# [Work task]
Go through the material and copy every line in which "icon" appears.

# [Supplied material]
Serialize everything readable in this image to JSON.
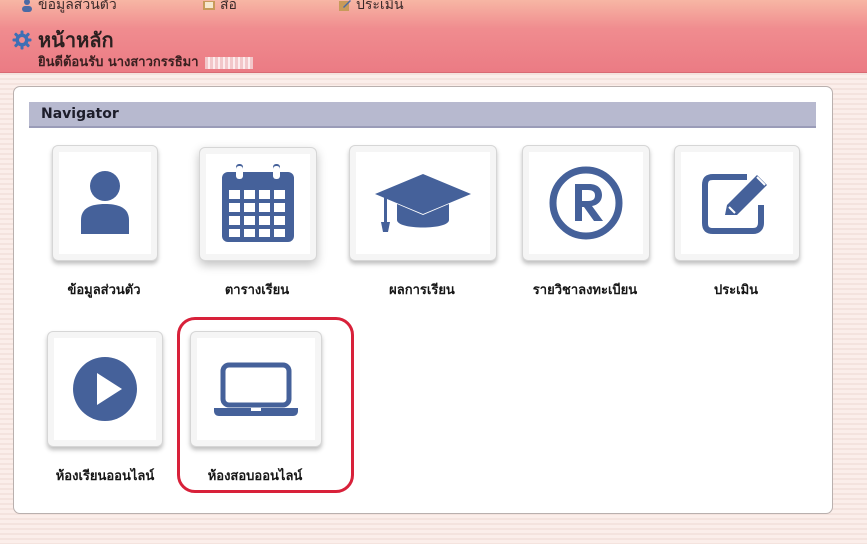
{
  "topnav": {
    "items": [
      {
        "label": "ข้อมูลส่วนตัว",
        "icon": "person-icon"
      },
      {
        "label": "สื่อ",
        "icon": "book-icon"
      },
      {
        "label": "ประเมิน",
        "icon": "edit-icon"
      }
    ]
  },
  "header": {
    "title": "หน้าหลัก",
    "welcome": "ยินดีต้อนรับ นางสาวกรรธิมา"
  },
  "navigator": {
    "title": "Navigator",
    "tiles": [
      {
        "label": "ข้อมูลส่วนตัว",
        "icon": "user-icon"
      },
      {
        "label": "ตารางเรียน",
        "icon": "calendar-icon"
      },
      {
        "label": "ผลการเรียน",
        "icon": "graduation-cap-icon"
      },
      {
        "label": "รายวิชาลงทะเบียน",
        "icon": "registered-icon"
      },
      {
        "label": "ประเมิน",
        "icon": "edit-icon"
      },
      {
        "label": "ห้องเรียนออนไลน์",
        "icon": "play-icon"
      },
      {
        "label": "ห้องสอบออนไลน์",
        "icon": "laptop-icon"
      }
    ]
  },
  "colors": {
    "icon": "#45619a",
    "highlight": "#d8213a",
    "header": "#f08c8f"
  }
}
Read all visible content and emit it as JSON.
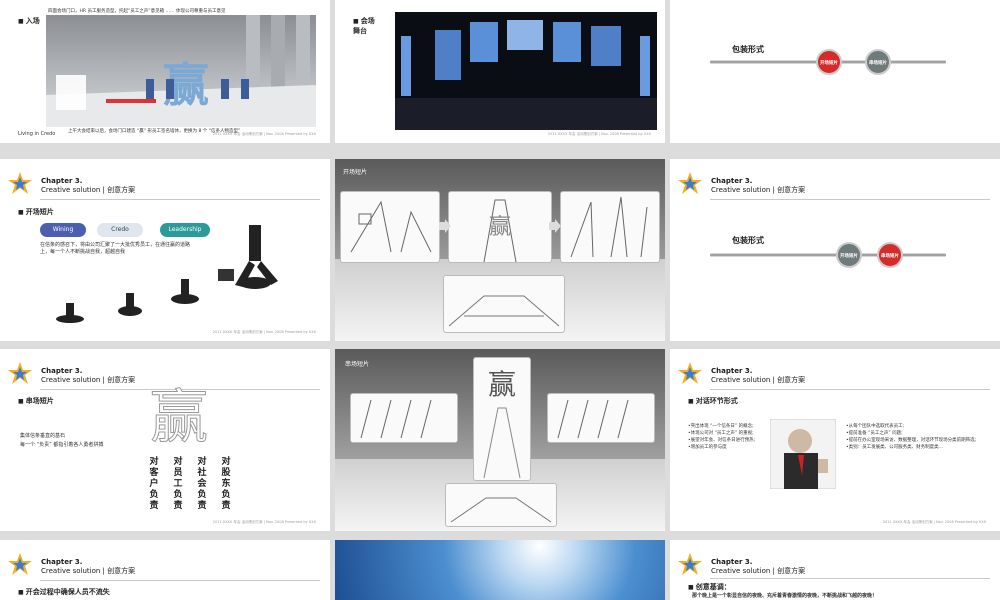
{
  "slides": {
    "s1": {
      "header": "四面会场门口，HR 员工服务造型，托起“员工之声”意见箱 …… 体现公司尊重与员工意见",
      "section": "入场",
      "caption": "上午大会结束以后，会场门口建造 “赢” 形员工签名墙体，更换为 8 个 “信条人物造型”",
      "corner": "Living in Credo",
      "char": "赢",
      "footer": "2011 XXXX 年会 活动策划方案 | Nov. 2008 Presented by XXX"
    },
    "s2": {
      "section": "会场",
      "subsection": "舞台",
      "footer": "2011 XXXX 年会 活动策划方案 | Nov. 2008 Presented by XXX"
    },
    "s3": {
      "title": "包装形式",
      "btn_left": "开场短片",
      "btn_right": "串场短片"
    },
    "s4": {
      "chapter": "Chapter 3.",
      "subtitle": "Creative solution | 创意方案",
      "section": "开场短片",
      "pills": [
        "Wining",
        "Credo",
        "Leadership"
      ],
      "desc": "在信条的感召下，将由公司汇聚了一大批优秀员工，在通往赢的道路上，每一个人不断挑战自我，超越自我",
      "footer": "2011 XXXX 年会 活动策划方案 | Nov. 2008 Presented by XXX"
    },
    "s5": {
      "label": "开场短片",
      "char": "赢"
    },
    "s6": {
      "chapter": "Chapter 3.",
      "subtitle": "Creative solution | 创意方案",
      "title": "包装形式",
      "btn_left": "开场短片",
      "btn_right": "串场短片"
    },
    "s7": {
      "chapter": "Chapter 3.",
      "subtitle": "Creative solution | 创意方案",
      "section": "串场短片",
      "desc1": "集体信条垂直的基石",
      "desc2": "每一个 “负责” 都指引着各人勇者拼搏",
      "char": "赢",
      "columns": [
        "对客户负责",
        "对员工负责",
        "对社会负责",
        "对股东负责"
      ],
      "footer": "2011 XXXX 年会 活动策划方案 | Nov. 2008 Presented by XXX"
    },
    "s8": {
      "label": "串场短片",
      "char": "赢"
    },
    "s9": {
      "chapter": "Chapter 3.",
      "subtitle": "Creative solution | 创意方案",
      "section": "对话环节形式",
      "left_list": [
        "•突出体现 “一个信条日” 的概念;",
        "•体现公司对 “员工之声” 的重视;",
        "•展望对年会、对信条日进行预热;",
        "•增加员工的参与度"
      ],
      "right_list": [
        "•从每个团队中选取代表员工;",
        "•提前准备 “员工之声” 问题;",
        "•提前在办公室现场采访，数据整理，对话环节现场分类前期筛选;",
        "•类别：员工发展类、公司服务类、财务制度类…"
      ],
      "footer": "2011 XXXX 年会 活动策划方案 | Nov. 2008 Presented by XXX"
    },
    "s10": {
      "chapter": "Chapter 3.",
      "subtitle": "Creative solution | 创意方案",
      "section": "开会过程中确保人员不流失"
    },
    "s12": {
      "chapter": "Chapter 3.",
      "subtitle": "Creative solution | 创意方案",
      "section": "创意基调：",
      "desc": "那个晚上是一个彰显自信的夜晚、充斥着青春激情的夜晚，不断挑战和飞越的夜晚！"
    }
  },
  "colors": {
    "red_bubble": "#d42b2b",
    "grey_bubble": "#6f7a7a",
    "pill_blue": "#4b5fb0",
    "pill_teal": "#2d9a9a"
  }
}
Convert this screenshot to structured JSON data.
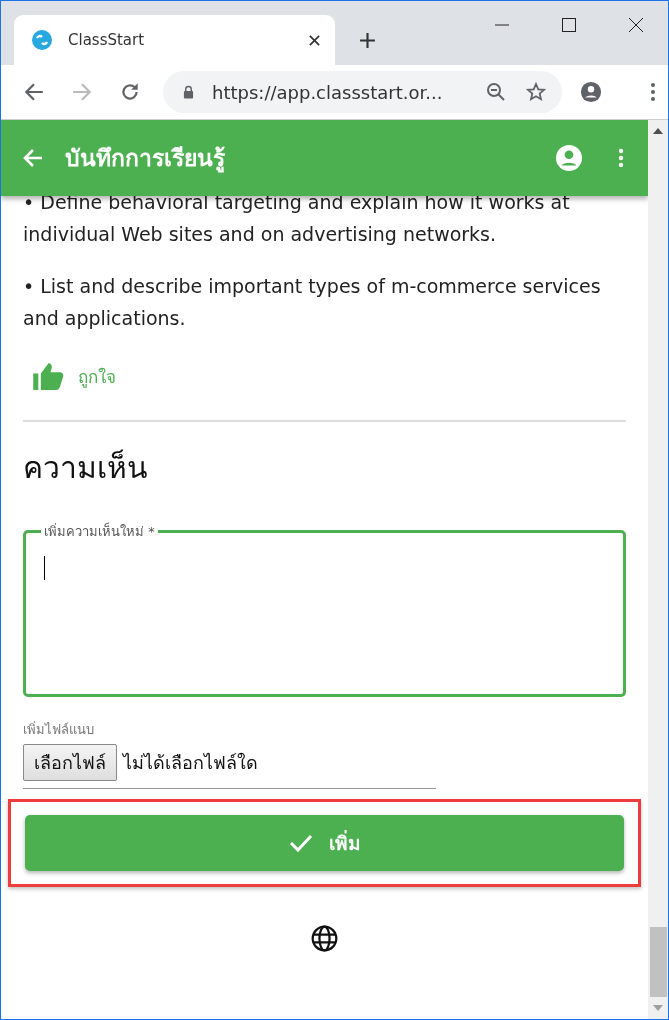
{
  "browser": {
    "tab": {
      "title": "ClassStart"
    },
    "url": "https://app.classstart.or..."
  },
  "app_bar": {
    "title": "บันทึกการเรียนรู้"
  },
  "objectives": [
    "• Define behavioral targeting and explain how it works at individual Web sites and on advertising networks.",
    "• List and describe important types of m-commerce services and applications."
  ],
  "like": {
    "label": "ถูกใจ"
  },
  "comments": {
    "heading": "ความเห็น",
    "field": {
      "label": "เพิ่มความเห็นใหม่ *",
      "focused": true
    },
    "attachment": {
      "label": "เพิ่มไฟล์แนบ",
      "button": "เลือกไฟล์",
      "status": "ไม่ได้เลือกไฟล์ใด"
    },
    "submit": {
      "label": "เพิ่ม",
      "highlighted": true
    }
  }
}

# [Problem solution]
        "icon": "person-icon"
        "icon": "book-icon"
        "icon": "edit-icon"
        "icon": "user-icon"
        "icon": "calendar-icon"
        "icon": "graduation-cap-icon"
        "icon": "registered-icon"
        "icon": "edit-icon"
        "icon": "play-icon"
        "icon": "laptop-icon"
    "icon": "#45619a",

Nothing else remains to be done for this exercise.